## What to work on
An exact copy of all the entries is what is needed here.
#### Data to use
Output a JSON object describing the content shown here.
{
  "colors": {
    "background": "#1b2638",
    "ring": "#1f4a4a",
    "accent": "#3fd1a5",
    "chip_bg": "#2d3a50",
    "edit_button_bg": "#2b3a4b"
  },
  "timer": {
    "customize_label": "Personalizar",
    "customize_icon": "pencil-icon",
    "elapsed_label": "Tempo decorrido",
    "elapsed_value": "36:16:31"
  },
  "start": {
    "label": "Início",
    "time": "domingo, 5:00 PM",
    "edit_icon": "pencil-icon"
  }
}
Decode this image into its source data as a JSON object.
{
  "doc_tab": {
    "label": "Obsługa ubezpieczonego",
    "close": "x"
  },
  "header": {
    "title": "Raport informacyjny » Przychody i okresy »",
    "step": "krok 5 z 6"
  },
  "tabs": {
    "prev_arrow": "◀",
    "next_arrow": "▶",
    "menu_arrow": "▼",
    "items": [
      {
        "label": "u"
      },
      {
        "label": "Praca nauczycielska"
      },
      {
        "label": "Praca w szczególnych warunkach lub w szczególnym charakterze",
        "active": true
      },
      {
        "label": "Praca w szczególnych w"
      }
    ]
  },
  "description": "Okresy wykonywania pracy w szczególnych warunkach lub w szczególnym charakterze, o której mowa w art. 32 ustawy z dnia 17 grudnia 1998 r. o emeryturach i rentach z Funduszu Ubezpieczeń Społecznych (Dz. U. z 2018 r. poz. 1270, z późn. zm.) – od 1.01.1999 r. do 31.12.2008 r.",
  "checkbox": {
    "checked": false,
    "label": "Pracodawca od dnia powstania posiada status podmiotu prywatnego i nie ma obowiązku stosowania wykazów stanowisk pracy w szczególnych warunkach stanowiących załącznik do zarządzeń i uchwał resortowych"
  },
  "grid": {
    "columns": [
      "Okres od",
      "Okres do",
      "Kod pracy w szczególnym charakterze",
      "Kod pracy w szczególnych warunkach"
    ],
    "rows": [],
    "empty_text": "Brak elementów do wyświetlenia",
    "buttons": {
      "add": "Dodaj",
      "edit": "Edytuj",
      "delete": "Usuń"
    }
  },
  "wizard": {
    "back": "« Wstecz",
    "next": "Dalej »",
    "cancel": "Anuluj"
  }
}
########
## Exercise response
Output a JSON object describing the content shown here.
{
  "colors": {
    "background": "#1b2638",
    "ring": "#1f4a4a",
    "accent": "#3fd1a5",
    "chip_bg": "#2d3a50",
    "edit_button_bg": "#2b3a4b"
  },
  "timer": {
    "customize_label": "Personalizar",
    "customize_icon": "pencil-icon",
    "elapsed_label": "Tempo decorrido",
    "elapsed_value": "36:16:31"
  },
  "start": {
    "label": "Início",
    "time": "domingo, 5:00 PM",
    "edit_icon": "pencil-icon"
  }
}
Decode this image into its source data as a JSON object.
{
  "doc_tab": {
    "label": "Obsługa ubezpieczonego",
    "close": "x"
  },
  "header": {
    "title": "Raport informacyjny » Przychody i okresy »",
    "step": "krok 5 z 6"
  },
  "tabs": {
    "prev_arrow": "◀",
    "next_arrow": "▶",
    "menu_arrow": "▼",
    "items": [
      {
        "label": "u"
      },
      {
        "label": "Praca nauczycielska"
      },
      {
        "label": "Praca w szczególnych warunkach lub w szczególnym charakterze",
        "active": true
      },
      {
        "label": "Praca w szczególnych w"
      }
    ]
  },
  "description": "Okresy wykonywania pracy w szczególnych warunkach lub w szczególnym charakterze, o której mowa w art. 32 ustawy z dnia 17 grudnia 1998 r. o emeryturach i rentach z Funduszu Ubezpieczeń Społecznych (Dz. U. z 2018 r. poz. 1270, z późn. zm.) – od 1.01.1999 r. do 31.12.2008 r.",
  "checkbox": {
    "checked": false,
    "label": "Pracodawca od dnia powstania posiada status podmiotu prywatnego i nie ma obowiązku stosowania wykazów stanowisk pracy w szczególnych warunkach stanowiących załącznik do zarządzeń i uchwał resortowych"
  },
  "grid": {
    "columns": [
      "Okres od",
      "Okres do",
      "Kod pracy w szczególnym charakterze",
      "Kod pracy w szczególnych warunkach"
    ],
    "rows": [],
    "empty_text": "Brak elementów do wyświetlenia",
    "buttons": {
      "add": "Dodaj",
      "edit": "Edytuj",
      "delete": "Usuń"
    }
  },
  "wizard": {
    "back": "« Wstecz",
    "next": "Dalej »",
    "cancel": "Anuluj"
  }
}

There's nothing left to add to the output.